-- Dataset extract follows --

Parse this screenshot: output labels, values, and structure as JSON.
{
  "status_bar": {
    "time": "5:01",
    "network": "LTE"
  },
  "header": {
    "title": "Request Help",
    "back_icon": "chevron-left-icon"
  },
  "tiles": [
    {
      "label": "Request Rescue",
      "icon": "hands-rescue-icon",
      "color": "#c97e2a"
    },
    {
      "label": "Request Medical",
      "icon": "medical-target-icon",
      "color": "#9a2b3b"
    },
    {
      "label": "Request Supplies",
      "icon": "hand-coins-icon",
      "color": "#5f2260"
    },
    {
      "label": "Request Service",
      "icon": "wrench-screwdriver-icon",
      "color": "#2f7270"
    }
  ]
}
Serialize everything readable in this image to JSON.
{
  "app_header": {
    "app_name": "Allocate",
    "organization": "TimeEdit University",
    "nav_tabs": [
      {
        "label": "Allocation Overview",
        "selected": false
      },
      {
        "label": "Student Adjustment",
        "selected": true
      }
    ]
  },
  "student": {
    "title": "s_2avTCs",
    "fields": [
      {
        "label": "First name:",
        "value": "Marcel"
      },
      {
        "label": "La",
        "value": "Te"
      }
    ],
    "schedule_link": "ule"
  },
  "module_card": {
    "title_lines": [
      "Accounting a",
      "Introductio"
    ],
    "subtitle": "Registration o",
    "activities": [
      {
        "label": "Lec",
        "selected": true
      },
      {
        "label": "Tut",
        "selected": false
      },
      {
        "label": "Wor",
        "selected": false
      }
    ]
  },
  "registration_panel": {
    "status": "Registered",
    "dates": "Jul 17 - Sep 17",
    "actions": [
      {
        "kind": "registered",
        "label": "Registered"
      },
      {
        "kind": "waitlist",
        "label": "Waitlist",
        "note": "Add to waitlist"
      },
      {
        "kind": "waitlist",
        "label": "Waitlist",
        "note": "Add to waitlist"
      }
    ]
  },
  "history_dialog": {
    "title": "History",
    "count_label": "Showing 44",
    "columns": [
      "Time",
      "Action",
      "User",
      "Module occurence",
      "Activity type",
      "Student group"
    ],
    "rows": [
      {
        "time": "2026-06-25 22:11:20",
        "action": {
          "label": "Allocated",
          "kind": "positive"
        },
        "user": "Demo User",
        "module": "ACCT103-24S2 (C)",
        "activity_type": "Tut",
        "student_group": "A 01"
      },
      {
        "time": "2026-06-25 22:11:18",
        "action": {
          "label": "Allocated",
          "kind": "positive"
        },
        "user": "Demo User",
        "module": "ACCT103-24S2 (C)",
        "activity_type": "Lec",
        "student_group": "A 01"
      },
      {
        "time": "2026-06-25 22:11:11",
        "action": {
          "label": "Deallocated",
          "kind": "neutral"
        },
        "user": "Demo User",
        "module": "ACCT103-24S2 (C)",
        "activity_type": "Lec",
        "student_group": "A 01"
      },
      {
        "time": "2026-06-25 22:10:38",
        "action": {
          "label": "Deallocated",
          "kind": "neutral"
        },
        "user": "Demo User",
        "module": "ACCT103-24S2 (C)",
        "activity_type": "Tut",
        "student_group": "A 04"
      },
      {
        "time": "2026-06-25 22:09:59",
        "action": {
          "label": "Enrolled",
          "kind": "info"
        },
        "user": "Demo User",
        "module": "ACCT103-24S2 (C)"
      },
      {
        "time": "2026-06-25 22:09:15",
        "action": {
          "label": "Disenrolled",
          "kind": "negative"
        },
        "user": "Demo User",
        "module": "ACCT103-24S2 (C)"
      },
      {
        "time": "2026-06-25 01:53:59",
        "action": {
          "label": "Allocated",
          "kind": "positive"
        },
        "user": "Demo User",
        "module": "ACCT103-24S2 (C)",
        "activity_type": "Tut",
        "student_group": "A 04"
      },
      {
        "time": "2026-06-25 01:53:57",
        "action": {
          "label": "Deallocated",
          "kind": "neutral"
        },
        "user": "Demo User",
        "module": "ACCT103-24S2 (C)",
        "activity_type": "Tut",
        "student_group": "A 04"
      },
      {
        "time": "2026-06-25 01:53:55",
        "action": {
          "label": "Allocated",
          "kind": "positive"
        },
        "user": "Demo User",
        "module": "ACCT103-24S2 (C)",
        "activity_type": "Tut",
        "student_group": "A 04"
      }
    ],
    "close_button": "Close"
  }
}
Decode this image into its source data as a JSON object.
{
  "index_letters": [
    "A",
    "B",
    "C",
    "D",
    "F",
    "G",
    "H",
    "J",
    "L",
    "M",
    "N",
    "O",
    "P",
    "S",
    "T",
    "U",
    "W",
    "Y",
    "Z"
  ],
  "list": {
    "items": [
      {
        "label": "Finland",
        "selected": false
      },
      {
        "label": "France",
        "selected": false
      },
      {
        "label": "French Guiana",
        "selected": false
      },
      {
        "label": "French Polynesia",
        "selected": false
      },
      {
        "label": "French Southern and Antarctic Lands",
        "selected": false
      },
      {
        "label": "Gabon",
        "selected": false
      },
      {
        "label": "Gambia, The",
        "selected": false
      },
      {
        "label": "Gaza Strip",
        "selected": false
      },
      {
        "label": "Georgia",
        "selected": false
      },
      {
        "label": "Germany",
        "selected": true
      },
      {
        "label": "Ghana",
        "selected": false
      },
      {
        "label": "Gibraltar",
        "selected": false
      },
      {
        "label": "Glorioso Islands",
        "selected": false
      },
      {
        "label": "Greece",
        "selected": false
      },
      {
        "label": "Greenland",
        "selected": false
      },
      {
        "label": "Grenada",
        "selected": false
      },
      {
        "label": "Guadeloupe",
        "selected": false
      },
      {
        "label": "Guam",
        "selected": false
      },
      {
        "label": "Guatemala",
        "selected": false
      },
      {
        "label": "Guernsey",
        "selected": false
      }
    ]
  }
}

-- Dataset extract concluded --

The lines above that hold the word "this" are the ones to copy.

Parse this screenshot: output labels, values, and structure as JSON.
Serialize everything readable in this image to JSON.
Decode this image into its source data as a JSON object.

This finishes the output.